I hope you will update your RSS feeds and bookmarks so you can follow PsySociety at its new digs. In the meantime, I intend to use this site as a repository for links to posts at the new site (and anywhere else where my writing might appear), so people who would like to use the e-mail signup function on this page can still continue to do so!
I’ve provided links below to all eight PsySociety posts on the psychology of the Olympic games. Click on the links to learn more about what blind judoka can teach us about emotions, how to predict which record-breaking athletes will be accused of drug abuse, why it’s so bad to be in the last lane of the Olympic pool, and more!
One of the most phenomenal movements going around the Twitter world right now is the hashtag ‘#IAmScience,” started by Kevin Zelnio as an attempt to get scientists to share their funny, emotional, and generally nontraditional paths towards becoming scientists and inspire the legions of burgeoning scientists out there who may feel discouraged by what they see as insurmountable obstacles.
As I still haven’t quite had a chance to write about my Science Online 2012 experience (a post that I have admittedly been procrastinating for the past 2 weeks), I realized that participating in the #IAmScience movement might actually be a perfect chance to discuss what exactly it was that I got out of Science Online.
Although I began my science blogging experience at IonPsych back in January (for a course on science writing for a general audience taught by Dan Simons), I didn’t start blogging at PsySociety until May. As a result, I don’t even have an entire year’s worth of posts on this blog! However, in the spirit of the year’s end, I thought I would list the 10 most popular posts from 2011 anyway (as determined by total pageviews).
I had a few guest posts on other blogs (like the SciAm guest blog and The Thoughtful Animal), for which I don’t know the pageview stats, and I’m not counting any of my 8 posts from IonPsych on this list (2 have been re-posted here, and the rest will be re-posted eventually). That all being said, here are the 10 “most viewed” posts from 2011, in descending order.
I enjoy writing both types of posts, but I’d also like to make sure that my blog is doing the best job that it can of reaching out and writing about psychology in an interesting, accessible way (which is, really, my ultimate goal in this whole thing). So my question to you all is simple: Which type would you like to see more on PsySociety? Do you like them both equally? Is there another format you would rather see more often (weekly links, more short-form posts, more guest posts, etc.)? Please let me know in the poll below, on Twitter, or here in the comments! I’m open to any and all feedback.
Hello and welcome to the inaugural post for my blog, PsySociety!
Who am I?
As a quick intro, I am Melanie Tannenbaum, psychology graduate student and amateur science blogger.
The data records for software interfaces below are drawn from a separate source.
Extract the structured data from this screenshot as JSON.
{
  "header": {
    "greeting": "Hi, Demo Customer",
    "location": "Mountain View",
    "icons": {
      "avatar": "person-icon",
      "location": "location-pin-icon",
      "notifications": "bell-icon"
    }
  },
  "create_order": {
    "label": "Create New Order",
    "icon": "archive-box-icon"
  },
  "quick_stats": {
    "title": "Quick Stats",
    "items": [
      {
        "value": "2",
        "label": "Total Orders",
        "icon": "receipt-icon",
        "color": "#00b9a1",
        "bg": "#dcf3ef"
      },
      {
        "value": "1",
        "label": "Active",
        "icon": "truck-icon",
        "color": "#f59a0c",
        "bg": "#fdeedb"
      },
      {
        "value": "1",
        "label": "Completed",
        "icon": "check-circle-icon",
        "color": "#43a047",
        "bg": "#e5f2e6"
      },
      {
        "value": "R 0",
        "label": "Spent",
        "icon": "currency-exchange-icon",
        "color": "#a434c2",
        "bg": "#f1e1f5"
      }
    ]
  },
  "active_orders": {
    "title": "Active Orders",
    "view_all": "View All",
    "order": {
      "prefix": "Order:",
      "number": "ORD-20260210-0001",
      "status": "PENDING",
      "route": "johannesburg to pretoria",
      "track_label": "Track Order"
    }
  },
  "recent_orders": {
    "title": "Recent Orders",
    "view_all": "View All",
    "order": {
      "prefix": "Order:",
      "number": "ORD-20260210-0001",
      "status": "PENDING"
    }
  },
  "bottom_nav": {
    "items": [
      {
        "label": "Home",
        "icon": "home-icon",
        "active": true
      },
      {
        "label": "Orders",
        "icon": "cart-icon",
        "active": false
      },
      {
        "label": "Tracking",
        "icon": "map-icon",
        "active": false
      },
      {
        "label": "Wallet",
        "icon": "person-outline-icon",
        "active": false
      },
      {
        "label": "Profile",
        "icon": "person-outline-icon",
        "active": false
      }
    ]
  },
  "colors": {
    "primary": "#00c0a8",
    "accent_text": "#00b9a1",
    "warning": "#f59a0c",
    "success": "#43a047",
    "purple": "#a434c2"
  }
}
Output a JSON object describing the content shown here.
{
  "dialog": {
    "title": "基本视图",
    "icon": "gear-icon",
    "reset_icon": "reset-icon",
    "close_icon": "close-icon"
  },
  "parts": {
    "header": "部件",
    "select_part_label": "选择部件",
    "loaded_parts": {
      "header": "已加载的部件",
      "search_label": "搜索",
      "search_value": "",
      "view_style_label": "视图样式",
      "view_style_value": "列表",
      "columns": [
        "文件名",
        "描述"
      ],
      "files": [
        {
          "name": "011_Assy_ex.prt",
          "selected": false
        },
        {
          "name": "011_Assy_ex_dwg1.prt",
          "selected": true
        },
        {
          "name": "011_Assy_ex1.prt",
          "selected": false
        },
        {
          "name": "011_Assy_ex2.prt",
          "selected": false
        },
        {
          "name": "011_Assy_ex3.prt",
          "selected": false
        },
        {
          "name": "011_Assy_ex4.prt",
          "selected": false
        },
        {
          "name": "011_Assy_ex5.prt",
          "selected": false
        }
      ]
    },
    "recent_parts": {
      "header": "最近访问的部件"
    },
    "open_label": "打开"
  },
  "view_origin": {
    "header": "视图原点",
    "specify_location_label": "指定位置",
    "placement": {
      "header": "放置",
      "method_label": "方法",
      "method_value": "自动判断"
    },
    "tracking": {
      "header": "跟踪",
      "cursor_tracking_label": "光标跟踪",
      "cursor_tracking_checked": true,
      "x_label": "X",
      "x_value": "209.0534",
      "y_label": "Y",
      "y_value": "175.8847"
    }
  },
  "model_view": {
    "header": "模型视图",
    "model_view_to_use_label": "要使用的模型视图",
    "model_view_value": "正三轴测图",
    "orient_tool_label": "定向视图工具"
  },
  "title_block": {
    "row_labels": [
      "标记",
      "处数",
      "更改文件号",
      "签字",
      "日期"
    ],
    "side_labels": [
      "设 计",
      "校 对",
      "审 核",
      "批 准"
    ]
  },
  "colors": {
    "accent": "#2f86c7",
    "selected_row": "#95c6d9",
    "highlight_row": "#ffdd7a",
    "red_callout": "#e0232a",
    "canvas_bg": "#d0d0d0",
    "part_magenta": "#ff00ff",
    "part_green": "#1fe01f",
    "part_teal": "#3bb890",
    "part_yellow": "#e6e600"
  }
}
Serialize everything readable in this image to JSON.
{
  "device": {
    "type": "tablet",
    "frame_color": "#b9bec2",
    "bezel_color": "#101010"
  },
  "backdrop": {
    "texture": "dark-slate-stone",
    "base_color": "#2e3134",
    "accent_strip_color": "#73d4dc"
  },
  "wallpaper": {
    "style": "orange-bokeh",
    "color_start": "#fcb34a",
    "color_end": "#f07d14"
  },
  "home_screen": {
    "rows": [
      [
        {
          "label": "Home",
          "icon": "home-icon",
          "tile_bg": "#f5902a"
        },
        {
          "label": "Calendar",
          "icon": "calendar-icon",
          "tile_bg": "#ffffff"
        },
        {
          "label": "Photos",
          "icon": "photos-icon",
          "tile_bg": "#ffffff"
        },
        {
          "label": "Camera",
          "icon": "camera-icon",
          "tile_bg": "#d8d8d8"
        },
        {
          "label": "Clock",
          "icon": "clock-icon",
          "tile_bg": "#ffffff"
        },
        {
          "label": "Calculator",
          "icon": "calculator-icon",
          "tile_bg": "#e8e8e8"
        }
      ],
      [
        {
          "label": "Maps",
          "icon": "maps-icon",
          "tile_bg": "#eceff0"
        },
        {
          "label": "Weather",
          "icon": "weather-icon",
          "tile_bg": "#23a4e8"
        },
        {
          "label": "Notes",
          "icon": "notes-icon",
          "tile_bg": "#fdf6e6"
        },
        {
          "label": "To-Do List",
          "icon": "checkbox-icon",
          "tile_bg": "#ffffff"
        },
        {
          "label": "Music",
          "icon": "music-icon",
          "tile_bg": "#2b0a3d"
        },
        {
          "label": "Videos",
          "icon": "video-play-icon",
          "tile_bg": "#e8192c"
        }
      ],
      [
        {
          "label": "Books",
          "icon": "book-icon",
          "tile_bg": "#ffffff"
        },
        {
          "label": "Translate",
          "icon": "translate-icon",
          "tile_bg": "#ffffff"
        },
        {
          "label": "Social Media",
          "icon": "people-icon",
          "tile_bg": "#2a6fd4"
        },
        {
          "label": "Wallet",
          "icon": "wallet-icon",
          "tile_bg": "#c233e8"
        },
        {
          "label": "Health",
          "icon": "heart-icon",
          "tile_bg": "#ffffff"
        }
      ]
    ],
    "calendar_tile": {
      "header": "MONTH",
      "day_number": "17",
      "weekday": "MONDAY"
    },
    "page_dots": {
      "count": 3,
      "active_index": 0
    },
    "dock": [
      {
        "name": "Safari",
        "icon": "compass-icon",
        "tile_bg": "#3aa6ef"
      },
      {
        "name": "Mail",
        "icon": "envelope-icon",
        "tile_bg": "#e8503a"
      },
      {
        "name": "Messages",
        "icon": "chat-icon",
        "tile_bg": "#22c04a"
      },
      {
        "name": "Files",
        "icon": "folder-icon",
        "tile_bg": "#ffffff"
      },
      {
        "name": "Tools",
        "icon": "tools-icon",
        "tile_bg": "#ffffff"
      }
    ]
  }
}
During Spring 2011 I blogged at IonPsych, a collaborative blog started by Daniel Simons for a graduate course on general-audience writing. Since then, I have decided to branch out and start my own site (though I am still happily affiliated with IonPsych).
If you would like to know more about me, feel free to read the blurb on the About Me page, or visit my personal website.
The logic behind the PsySociety name is twofold.
First, I enjoy connecting the research I read in journal articles to the world around me. I am an avid Daily-Show-and-Colbert-Report watcher, celebrity gossip maven, and history nerd with an unhealthy love for horrible television and an overactive anger response to many (ok, most) political issues. Naturally, this leads me to draw a lot of connections between the area I conduct research in for a living – social/personality psychology – and the world of pop culture and current events. The name PsySociety combines this focus on psychology with its applications to everyday society, much like the entries on this blog.
Secondly, it’s a play on the phrase “High Society,” which I think is cute. Hey, I didn’t say that both reasons were great.
PsySociety uses psychological research findings to examine and understand pop culture & current events - sports, TV shows, movies, music, historical happenings, and more.
To learn more about me, check out the About Me page or my Personal Website. I also wrote for IonPsych with several other psychology grad students at the University of Illinois. My posts for IonPsych can be found here.